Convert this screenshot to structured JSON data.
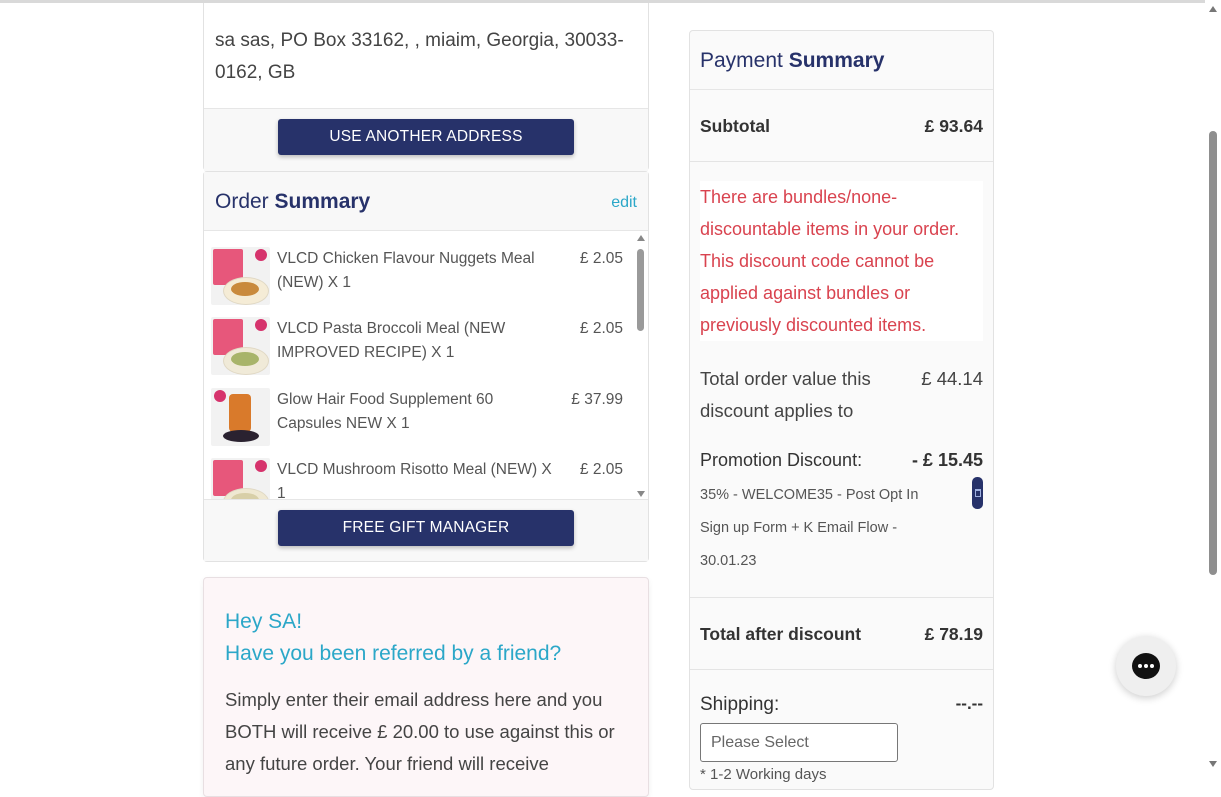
{
  "address": {
    "text": "sa sas, PO Box 33162, , miaim, Georgia, 30033-0162, GB",
    "use_another_label": "USE ANOTHER ADDRESS"
  },
  "order_summary": {
    "title_light": "Order",
    "title_bold": "Summary",
    "edit_label": "edit",
    "items": [
      {
        "name": "VLCD Chicken Flavour Nuggets Meal (NEW) X 1",
        "price": "£ 2.05"
      },
      {
        "name": "VLCD Pasta Broccoli Meal (NEW IMPROVED RECIPE) X 1",
        "price": "£ 2.05"
      },
      {
        "name": "Glow Hair Food Supplement 60 Capsules NEW X 1",
        "price": "£ 37.99"
      },
      {
        "name": "VLCD Mushroom Risotto Meal (NEW) X 1",
        "price": "£ 2.05"
      }
    ],
    "free_gift_label": "FREE GIFT MANAGER"
  },
  "referral": {
    "greeting": "Hey SA!",
    "question": "Have you been referred by a friend?",
    "body": "Simply enter their email address here and you BOTH will receive £ 20.00 to use against this or any future order. Your friend will receive"
  },
  "payment": {
    "title_light": "Payment",
    "title_bold": "Summary",
    "subtotal_label": "Subtotal",
    "subtotal_value": "£ 93.64",
    "warning": "There are bundles/none-discountable items in your order. This discount code cannot be applied against bundles or previously discounted items.",
    "order_value_label": "Total order value this discount applies to",
    "order_value_amount": "£ 44.14",
    "promo_label": "Promotion Discount:",
    "promo_amount": "- £ 15.45",
    "promo_code": "35% - WELCOME35 - Post Opt In Sign up Form + K Email Flow - 30.01.23",
    "total_after_label": "Total after discount",
    "total_after_value": "£ 78.19",
    "shipping_label": "Shipping:",
    "shipping_value": "--.--",
    "shipping_placeholder": "Please Select",
    "shipping_note": "* 1-2 Working days"
  },
  "colors": {
    "navy": "#27326a",
    "accent": "#2ba7c8",
    "warning": "#d9434f"
  }
}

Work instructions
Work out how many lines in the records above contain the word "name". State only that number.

Exercise output
4